Maybe you cried at these scenes accompanied by Attenborough’s tremulous, portentous delivery - or maybe you cried when the production team cried at the end of both episodes. The intervention in Antarctica has been much-debated - shouldn’t nature be allowed to take it course, however grim? - but personally I’m more bothered by the intervention of the cameramen during the last ten minutes of nature programmes to tell us how they got all the shots. There’s great skill involved, I don’t doubt that, and the best will be rewarded when the telly awards are handed out. But there’s skill in all technical work and, for instance, we never heard from the cameraman on Bodyguard who could have reasonably claimed: “How I made British politics more interesting and got you all lusting after the Home Secretary.”

The BBC, of course, likes to blow its own trumpet. These inserts are also evidence that everyone’s a star these days or thinks they are. Even cameramen are playing to the camera. But maybe the problem with Dynasties is that it was designed as a smaller work compared with the Blue Planets and Planet Earths and, impatient for the next super-series, the Beeb have overcooked it.

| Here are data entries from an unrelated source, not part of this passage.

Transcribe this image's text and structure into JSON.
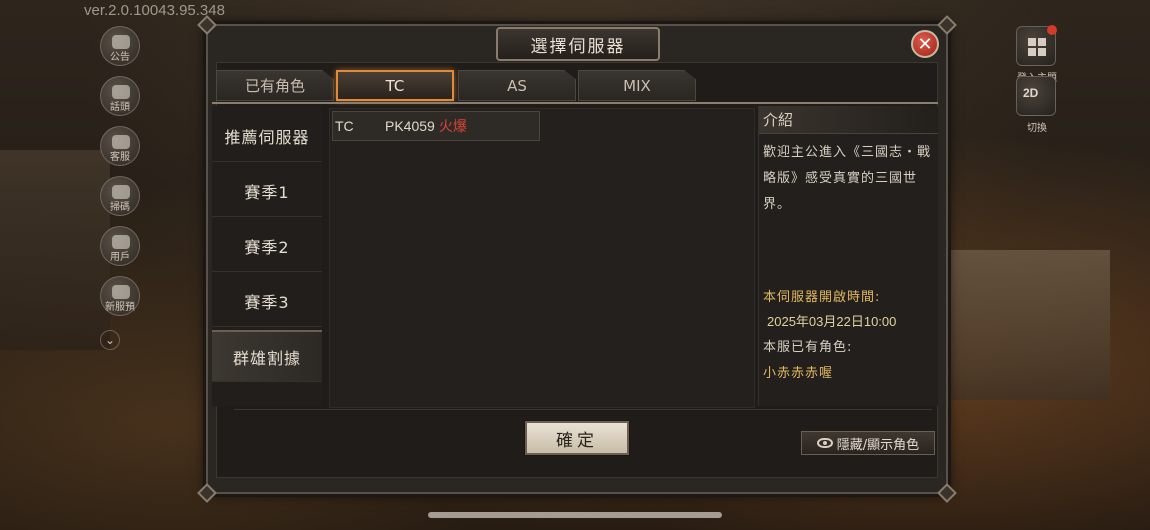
{
  "version": "ver.2.0.10043.95.348",
  "left_menu": [
    {
      "label": "公告",
      "icon": "announcement-icon"
    },
    {
      "label": "話頭",
      "icon": "topic-icon"
    },
    {
      "label": "客服",
      "icon": "customer-service-icon"
    },
    {
      "label": "掃碼",
      "icon": "scan-code-icon"
    },
    {
      "label": "用戶",
      "icon": "user-icon"
    },
    {
      "label": "新服預",
      "icon": "new-server-icon"
    }
  ],
  "right_menu": [
    {
      "label": "登入主題",
      "icon": "login-theme-icon"
    },
    {
      "label": "切換",
      "icon": "2d-3d-toggle-icon",
      "glyph": "2D"
    }
  ],
  "dialog": {
    "title": "選擇伺服器",
    "close_glyph": "✕",
    "tabs": [
      {
        "label": "已有角色",
        "active": false
      },
      {
        "label": "TC",
        "active": true
      },
      {
        "label": "AS",
        "active": false
      },
      {
        "label": "MIX",
        "active": false
      }
    ],
    "categories": [
      {
        "label": "推薦伺服器",
        "active": false
      },
      {
        "label": "賽季1",
        "active": false
      },
      {
        "label": "賽季2",
        "active": false
      },
      {
        "label": "賽季3",
        "active": false
      },
      {
        "label": "群雄割據",
        "active": true
      }
    ],
    "servers": [
      {
        "region": "TC",
        "name": "PK4059",
        "status": "火爆",
        "status_color": "#d8453a"
      }
    ],
    "intro": {
      "heading": "介紹",
      "welcome": "歡迎主公進入《三國志・戰略版》感受真實的三國世界。",
      "open_time_label": "本伺服器開啟時間:",
      "open_time": "2025年03月22日10:00",
      "role_label": "本服已有角色:",
      "role_name": "小赤赤赤喔"
    },
    "confirm_label": "確定",
    "toggle_label": "隱藏/顯示角色"
  },
  "colors": {
    "accent_tab": "#e08a3a",
    "hot": "#d8453a",
    "gold_text": "#e0b860"
  }
}
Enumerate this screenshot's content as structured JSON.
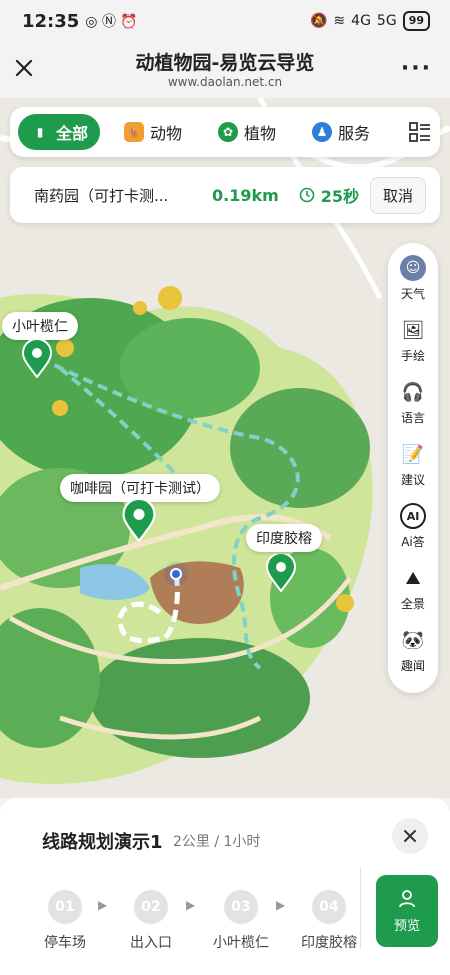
{
  "statusbar": {
    "time": "12:35",
    "battery": "99",
    "net1": "4G",
    "net2": "5G"
  },
  "header": {
    "title": "动植物园-易览云导览",
    "url": "www.daolan.net.cn"
  },
  "categories": [
    {
      "label": "全部",
      "icon": "book-icon",
      "active": true
    },
    {
      "label": "动物",
      "icon": "deer-icon",
      "active": false
    },
    {
      "label": "植物",
      "icon": "sprout-icon",
      "active": false
    },
    {
      "label": "服务",
      "icon": "service-icon",
      "active": false
    }
  ],
  "route_card": {
    "destination": "南药园（可打卡测...",
    "distance": "0.19km",
    "duration": "25秒",
    "cancel_label": "取消"
  },
  "right_tools": [
    {
      "label": "天气",
      "icon": "smile-icon"
    },
    {
      "label": "手绘",
      "icon": "image-icon"
    },
    {
      "label": "语言",
      "icon": "headphones-icon"
    },
    {
      "label": "建议",
      "icon": "note-edit-icon"
    },
    {
      "label": "Ai答",
      "icon": "ai-icon"
    },
    {
      "label": "全景",
      "icon": "panorama-icon"
    },
    {
      "label": "趣闻",
      "icon": "panda-icon"
    }
  ],
  "map_labels": {
    "xiaoye": "小叶榄仁",
    "coffee": "咖啡园（可打卡测试）",
    "yindu": "印度胶榕"
  },
  "route_panel": {
    "title": "线路规划演示1",
    "meta": "2公里 / 1小时",
    "steps": [
      {
        "num": "01",
        "name": "停车场"
      },
      {
        "num": "02",
        "name": "出入口"
      },
      {
        "num": "03",
        "name": "小叶榄仁"
      },
      {
        "num": "04",
        "name": "印度胶榕"
      }
    ],
    "preview_label": "预览"
  }
}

There’s a more sizable problem to come for the Corporation, however: that super-series will be on Netflix. The big beast of animal TV is reaching for the higher, more luscious branches where the rewards are greater. That’s simply nature.